Many paths to decisiveness
OK, then, I am.
Seriously folks, decisiveness was never my strong point - a failing that didn't serve me well as a headteacher. Once, we were worried about the way some local residents kept their cars in the no-parking zone outside the school gate. I was slow to tackle the problem - these were people we needed on our side. Then a colleague said - and I still hear him across the years - "Your reluctance to confront this is putting our children at risk." (He went on to be a fearsomely decisive head himself.) The only comfort for ditherers like me is that it is clearly a very common human weakness. The evidence lies in the amount of advice there is on the subject and in the systems that have been developed to deal with it.

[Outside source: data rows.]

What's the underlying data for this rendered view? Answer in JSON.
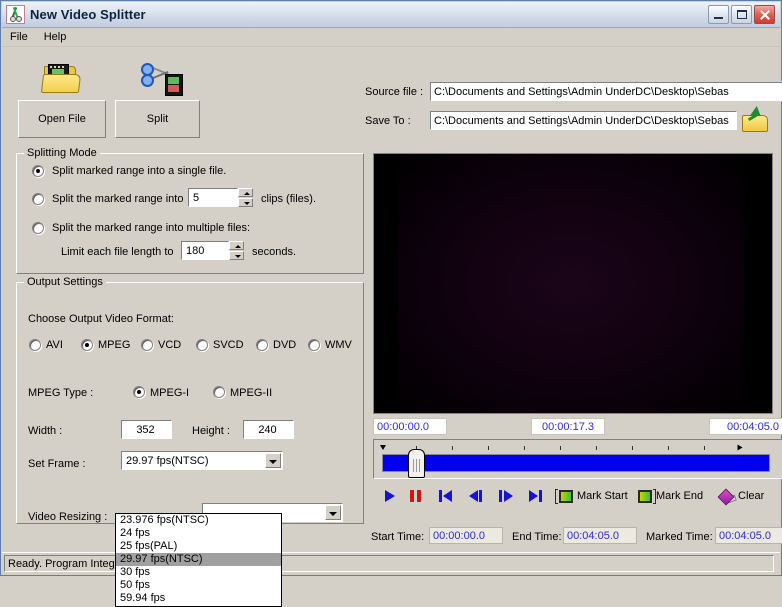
{
  "window": {
    "title": "New Video Splitter",
    "icon": "scissors-film-icon",
    "minimize": "Minimize",
    "maximize": "Maximize",
    "close": "Close"
  },
  "menu": {
    "items": [
      {
        "label": "File"
      },
      {
        "label": "Help"
      }
    ]
  },
  "toolbar": {
    "open_file_label": "Open File",
    "split_label": "Split"
  },
  "file_paths": {
    "source_label": "Source file :",
    "source_value": "C:\\Documents and Settings\\Admin UnderDC\\Desktop\\Sebas",
    "saveto_label": "Save To :",
    "saveto_value": "C:\\Documents and Settings\\Admin UnderDC\\Desktop\\Sebas",
    "browse_icon": "open-folder-icon"
  },
  "splitting_mode": {
    "title": "Splitting Mode",
    "option_single": "Split marked range into a single file.",
    "option_clips_prefix": "Split the marked range into",
    "option_clips_suffix": "clips (files).",
    "clips_value": "5",
    "option_multiple": "Split the marked range into multiple files:",
    "limit_prefix": "Limit each file length to",
    "limit_suffix": "seconds.",
    "limit_value": "180",
    "selected": "single"
  },
  "output_settings": {
    "title": "Output Settings",
    "format_label": "Choose Output Video Format:",
    "formats": [
      {
        "label": "AVI",
        "selected": false
      },
      {
        "label": "MPEG",
        "selected": true
      },
      {
        "label": "VCD",
        "selected": false
      },
      {
        "label": "SVCD",
        "selected": false
      },
      {
        "label": "DVD",
        "selected": false
      },
      {
        "label": "WMV",
        "selected": false
      }
    ],
    "mpeg_type_label": "MPEG Type    :",
    "mpeg_types": [
      {
        "label": "MPEG-I",
        "selected": true
      },
      {
        "label": "MPEG-II",
        "selected": false
      }
    ],
    "width_label": "Width :",
    "width_value": "352",
    "height_label": "Height :",
    "height_value": "240",
    "set_frame_label": "Set Frame   :",
    "set_frame_value": "29.97 fps(NTSC)",
    "video_resizing_label": "Video Resizing :",
    "video_resizing_value": ""
  },
  "frame_dropdown": {
    "open": true,
    "options": [
      {
        "label": "23.976 fps(NTSC)",
        "selected": false
      },
      {
        "label": "24 fps",
        "selected": false
      },
      {
        "label": "25 fps(PAL)",
        "selected": false
      },
      {
        "label": "29.97 fps(NTSC)",
        "selected": true
      },
      {
        "label": "30 fps",
        "selected": false
      },
      {
        "label": "50 fps",
        "selected": false
      },
      {
        "label": "59.94 fps",
        "selected": false
      }
    ]
  },
  "player": {
    "time_start": "00:00:00.0",
    "time_current": "00:00:17.3",
    "time_total": "00:04:05.0",
    "transport": [
      {
        "name": "play",
        "label": "Play"
      },
      {
        "name": "pause",
        "label": "Pause"
      },
      {
        "name": "rewind-start",
        "label": "Go to start"
      },
      {
        "name": "step-back",
        "label": "Step backward"
      },
      {
        "name": "step-forward",
        "label": "Step forward"
      },
      {
        "name": "forward-end",
        "label": "Go to end"
      }
    ],
    "mark_start_label": "Mark Start",
    "mark_end_label": "Mark End",
    "clear_label": "Clear",
    "start_time_label": "Start Time:",
    "start_time_value": "00:00:00.0",
    "end_time_label": "End Time:",
    "end_time_value": "00:04:05.0",
    "marked_time_label": "Marked Time:",
    "marked_time_value": "00:04:05.0"
  },
  "statusbar": {
    "text": "Ready. Program Integrity Check UK."
  },
  "colors": {
    "window_face": "#d4d0c8",
    "timeline_fill": "#0000ee",
    "time_text": "#2b2be0",
    "play_icon": "#1414d2",
    "pause_icon": "#d01414",
    "close_button": "#cf3b30"
  }
}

There is, for example, the Pareto Analysis, named after the 19th-century Italian economist Vilfredo Pareto. It is based on the oft-quoted 8020 rule - meaning in this case that you should stop ineffectually wringing your hands about the overwhelming mass of stuff that confronts you, and instead identify the 20 per cent that really matters. Tackle this now-manageable list and you will achieve 80 per cent of what you're after. ("Sorry you've broken your leg, my boy. But you don't seem to figure in my essential 20 per cent.") Then there is the Benjamin Franklin method, where you just sit and write down a balance sheet of pros and cons.
There are endless web pages on this subject. A sensible one comes from the US government: www.business.govphasesmanagingmake_decisionsdecision_maker.html. I like particularly a section on common decision-making mistakes, which warns against overestimating the value of advice from high-status groups and authority figures, while discounting the opinions of people we (perhaps unconsciously) judge less important - children, senior citizens, blue-collar workers. Then follows a sentence that some august people I can think of ought to have up on the wall. "If you find yourself discounting the information you receive from anyone, make sure you ask yourself why."

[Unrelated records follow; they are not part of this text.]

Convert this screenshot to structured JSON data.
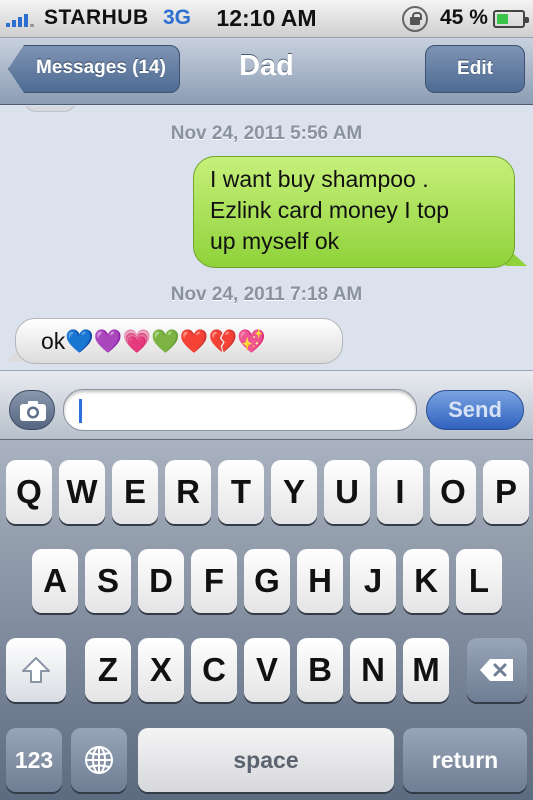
{
  "status_bar": {
    "carrier": "STARHUB",
    "network": "3G",
    "time": "12:10 AM",
    "battery_text": "45 %",
    "battery_level": 0.45,
    "signal_icon": "signal-bars-icon",
    "lock_icon": "rotation-lock-icon",
    "battery_icon": "battery-icon"
  },
  "nav": {
    "back_label": "Messages (14)",
    "title": "Dad",
    "edit_label": "Edit"
  },
  "messages": [
    {
      "timestamp": "Nov 24, 2011 5:56 AM",
      "direction": "outgoing",
      "text": "I want buy shampoo .\nEzlink card money I top\nup myself ok"
    },
    {
      "timestamp": "Nov 24, 2011 7:18 AM",
      "direction": "incoming",
      "text": "ok💙💜💗💚❤️💔💖"
    }
  ],
  "composer": {
    "placeholder": "",
    "send_label": "Send",
    "camera_icon": "camera-icon"
  },
  "keyboard": {
    "row1": [
      "Q",
      "W",
      "E",
      "R",
      "T",
      "Y",
      "U",
      "I",
      "O",
      "P"
    ],
    "row2": [
      "A",
      "S",
      "D",
      "F",
      "G",
      "H",
      "J",
      "K",
      "L"
    ],
    "row3": [
      "Z",
      "X",
      "C",
      "V",
      "B",
      "N",
      "M"
    ],
    "numbers_label": "123",
    "space_label": "space",
    "return_label": "return",
    "shift_icon": "shift-icon",
    "delete_icon": "backspace-icon",
    "globe_icon": "globe-icon"
  },
  "colors": {
    "outgoing_bubble": "#8fd23a",
    "send_button": "#2f61c0",
    "network": "#2d6fd1"
  }
}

In the end, though, you may feel like Guy Browning who writes in his book Never Push When It Says Pull (Guardian Books): "In life there are no such things as decisions. Instead there are attempts to stand up and surf on the rolling tide of inevitability."